This is most relevant in the personal lines area, but commercial insurers will have to follow and look at the value-add they can bring. Access to up to date data for all parties will become more valuable as insurers monitor their risk exposure and insureds look to reduce premiums wherever they can.

Good quality risk management data and the ability to interrogate that data will also become even more important to insurers, so they need to be able to capture it in a user friendly way that gives the customer a great experience and the insurers the data they need.

David using technology to beat Goliath

Many in the insurance sector have been relatively slow to react to the increasing expectations of their end users. However, there are a few disruptors making a move in this space, such as the smaller, more agile, players in the market such as Trov, Oscar and Lemonade that have a ‘customer first’ strategy. As a result of this these smaller organisations have been particularly effective in taking customers away from the larger, more traditional, insurers.

It has appeared that these large insurers have been unable to react, with new, smaller, agile players running rings around them, offering a superior customer experience. These agile companies have an additional advantage, not having spent thousands on IT infrastructure in the past decade, investment that simply can’t be ignored, or scrapped. However, it is this infrastructure that is holding many insurers up.

Their IT systems often contain outdated customer portals, poor levels of responsiveness, and very poor user experience for those customers trying to use outdated technology on phones or portable devices. Contrast this with new insurers who are immediately prioritising a mobile user experience.

These trends translate across the B2C and B2B insurance markets, with the large players now having to play catch up.

Recent research into digital innovation conducted by the British Insurance Brokers’ Association (BIBA) found that 40% of brokers believe that the sector has not embraced innovation, with 77% said the cost of innovation was the main stumbling block. However, BIBA also suggested that forward thinking brokers could potentially outrun the competition through smart investment in technology from agile vendors which also has the potential to improve the customer experience between brokers and insurers and their end users.
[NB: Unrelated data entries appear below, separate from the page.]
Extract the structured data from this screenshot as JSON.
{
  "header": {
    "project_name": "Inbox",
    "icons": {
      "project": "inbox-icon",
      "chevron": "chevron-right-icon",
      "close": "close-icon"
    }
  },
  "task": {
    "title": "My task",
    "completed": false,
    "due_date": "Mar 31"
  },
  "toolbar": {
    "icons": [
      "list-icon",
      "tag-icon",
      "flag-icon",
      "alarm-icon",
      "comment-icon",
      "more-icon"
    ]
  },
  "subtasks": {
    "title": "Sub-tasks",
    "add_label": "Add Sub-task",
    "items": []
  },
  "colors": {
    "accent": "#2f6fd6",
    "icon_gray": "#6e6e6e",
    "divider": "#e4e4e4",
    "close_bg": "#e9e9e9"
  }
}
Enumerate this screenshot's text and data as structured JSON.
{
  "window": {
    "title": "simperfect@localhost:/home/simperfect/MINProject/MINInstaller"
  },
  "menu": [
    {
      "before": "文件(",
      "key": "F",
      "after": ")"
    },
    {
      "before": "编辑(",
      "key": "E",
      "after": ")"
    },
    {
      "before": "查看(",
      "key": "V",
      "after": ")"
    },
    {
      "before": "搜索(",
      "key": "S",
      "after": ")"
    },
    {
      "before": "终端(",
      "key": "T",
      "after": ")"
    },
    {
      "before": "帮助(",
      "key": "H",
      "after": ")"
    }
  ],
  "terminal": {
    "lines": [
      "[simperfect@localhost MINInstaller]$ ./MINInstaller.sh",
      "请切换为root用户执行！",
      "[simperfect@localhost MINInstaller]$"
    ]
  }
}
Data is the key

One way for the Goliaths to get back on even terms with the new, agile firms, is ensuring that they are making the most of the data they have and use it to ensure the sector delivers the best possible customer experience.

By gaining actionable insights from data and bringing disparate and complex intelligence together in one place, firms can gain real value. Having the ability to generate greater insight into customer data and understanding the trends that can be identified with data visualisation, larger players suddenly have the tools to make a real difference to their ability to offer the best possible customer experience, without having to rip and replace existing infrastructure.
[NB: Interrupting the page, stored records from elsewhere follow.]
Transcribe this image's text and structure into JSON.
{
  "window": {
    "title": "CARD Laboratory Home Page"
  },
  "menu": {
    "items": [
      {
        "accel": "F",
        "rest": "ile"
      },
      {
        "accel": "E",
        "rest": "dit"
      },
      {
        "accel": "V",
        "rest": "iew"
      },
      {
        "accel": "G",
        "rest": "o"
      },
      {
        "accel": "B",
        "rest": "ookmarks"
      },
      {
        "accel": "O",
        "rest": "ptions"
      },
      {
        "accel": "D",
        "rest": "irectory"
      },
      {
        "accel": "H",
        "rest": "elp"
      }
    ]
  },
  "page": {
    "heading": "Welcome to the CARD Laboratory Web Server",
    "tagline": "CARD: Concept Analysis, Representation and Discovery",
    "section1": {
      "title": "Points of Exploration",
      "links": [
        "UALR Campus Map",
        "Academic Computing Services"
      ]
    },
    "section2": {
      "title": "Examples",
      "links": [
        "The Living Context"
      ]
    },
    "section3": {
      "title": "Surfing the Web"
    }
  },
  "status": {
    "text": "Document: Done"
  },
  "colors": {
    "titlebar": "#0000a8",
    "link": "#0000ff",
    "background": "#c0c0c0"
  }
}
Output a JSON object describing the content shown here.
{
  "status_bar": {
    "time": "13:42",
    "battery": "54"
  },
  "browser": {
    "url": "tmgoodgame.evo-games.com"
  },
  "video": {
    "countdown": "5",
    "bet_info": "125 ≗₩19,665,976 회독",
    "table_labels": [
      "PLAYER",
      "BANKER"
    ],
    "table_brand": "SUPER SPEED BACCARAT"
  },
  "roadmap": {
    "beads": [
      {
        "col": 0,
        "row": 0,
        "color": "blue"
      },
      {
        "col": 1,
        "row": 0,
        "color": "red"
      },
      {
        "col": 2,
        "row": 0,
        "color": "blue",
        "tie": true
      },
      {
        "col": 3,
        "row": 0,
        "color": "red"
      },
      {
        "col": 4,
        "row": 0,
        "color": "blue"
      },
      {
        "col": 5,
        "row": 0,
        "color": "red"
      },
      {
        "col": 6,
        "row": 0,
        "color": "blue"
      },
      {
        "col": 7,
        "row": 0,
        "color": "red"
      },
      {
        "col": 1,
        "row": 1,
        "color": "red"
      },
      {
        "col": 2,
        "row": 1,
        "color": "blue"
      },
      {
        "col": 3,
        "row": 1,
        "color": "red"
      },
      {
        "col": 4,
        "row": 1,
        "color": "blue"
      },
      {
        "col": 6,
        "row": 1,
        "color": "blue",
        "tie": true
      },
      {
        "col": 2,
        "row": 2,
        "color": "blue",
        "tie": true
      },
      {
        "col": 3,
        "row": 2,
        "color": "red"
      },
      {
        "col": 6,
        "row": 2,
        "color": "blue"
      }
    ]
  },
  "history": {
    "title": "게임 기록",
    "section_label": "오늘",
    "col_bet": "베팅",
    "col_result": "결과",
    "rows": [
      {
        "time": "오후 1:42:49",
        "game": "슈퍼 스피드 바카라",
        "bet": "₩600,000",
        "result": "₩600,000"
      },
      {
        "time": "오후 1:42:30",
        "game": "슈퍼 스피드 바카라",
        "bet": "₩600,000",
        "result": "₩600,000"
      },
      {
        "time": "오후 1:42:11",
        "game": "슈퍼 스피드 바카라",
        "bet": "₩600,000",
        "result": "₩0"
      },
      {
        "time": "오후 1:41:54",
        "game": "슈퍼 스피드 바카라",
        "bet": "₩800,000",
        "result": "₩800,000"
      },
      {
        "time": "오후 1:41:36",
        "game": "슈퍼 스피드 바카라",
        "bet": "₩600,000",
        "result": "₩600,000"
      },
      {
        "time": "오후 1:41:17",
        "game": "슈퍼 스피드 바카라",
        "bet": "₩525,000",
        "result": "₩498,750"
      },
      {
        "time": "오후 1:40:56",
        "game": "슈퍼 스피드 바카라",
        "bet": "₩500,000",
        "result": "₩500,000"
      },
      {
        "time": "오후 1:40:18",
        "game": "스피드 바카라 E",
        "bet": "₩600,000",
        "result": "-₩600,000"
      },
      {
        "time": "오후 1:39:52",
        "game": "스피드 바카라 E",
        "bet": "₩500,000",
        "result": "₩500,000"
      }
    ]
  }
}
Digitising elements of customer service

2020 will be the age of customers managing their relationship with a company without interacting with a human. Gartner suggest that 85 percent will be doing exactly that. The insurance sector has, generally, been slow to recognise this, but is now starting to get it right in small pockets. In order to allow the customer experience the type of CX they get in almost every other aspect of their personal and professional life, insurers and brokers have to develop an intelligent digital offering.  By using solutions to provide the customer/broker experience, insurers can immediately make a huge impact on the level of customer experience they are able to deliver. The use of customer portals, apps and online chat, will give the end user, the type of experience that they now expect.
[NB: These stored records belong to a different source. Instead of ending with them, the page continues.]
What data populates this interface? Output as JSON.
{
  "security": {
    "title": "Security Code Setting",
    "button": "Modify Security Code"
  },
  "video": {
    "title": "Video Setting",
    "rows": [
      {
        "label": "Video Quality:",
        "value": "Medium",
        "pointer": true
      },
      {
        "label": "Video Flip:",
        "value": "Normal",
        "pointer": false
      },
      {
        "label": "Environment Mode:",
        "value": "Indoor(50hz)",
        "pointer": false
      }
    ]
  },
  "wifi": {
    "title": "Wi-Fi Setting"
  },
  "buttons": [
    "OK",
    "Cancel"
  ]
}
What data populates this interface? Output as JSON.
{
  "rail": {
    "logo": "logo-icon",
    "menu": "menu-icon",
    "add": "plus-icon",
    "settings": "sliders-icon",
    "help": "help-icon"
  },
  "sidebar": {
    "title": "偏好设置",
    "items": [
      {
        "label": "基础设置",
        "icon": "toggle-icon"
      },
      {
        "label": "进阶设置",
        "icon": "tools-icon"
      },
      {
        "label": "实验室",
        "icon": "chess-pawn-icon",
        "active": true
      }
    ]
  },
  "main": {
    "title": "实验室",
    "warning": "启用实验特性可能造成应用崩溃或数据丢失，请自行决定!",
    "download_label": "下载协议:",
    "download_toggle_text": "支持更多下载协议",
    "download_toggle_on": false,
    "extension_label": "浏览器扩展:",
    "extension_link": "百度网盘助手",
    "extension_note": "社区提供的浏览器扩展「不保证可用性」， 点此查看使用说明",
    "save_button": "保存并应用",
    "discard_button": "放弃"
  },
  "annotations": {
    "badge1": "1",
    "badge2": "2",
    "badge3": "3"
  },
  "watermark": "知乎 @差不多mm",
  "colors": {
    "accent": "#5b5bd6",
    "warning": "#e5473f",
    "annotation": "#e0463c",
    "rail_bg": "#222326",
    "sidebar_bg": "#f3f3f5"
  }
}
Those large insurers who do not, or feel that they cannot, commit to such changes due to legacy infrastructure, will be left behind. The new, more agile companies, whose businesses have been set up with customer experience at the front of their offering, will and are taking customers, who are no longer loyal to the older, slow moving brands, but prefer to have a great customer experience instead.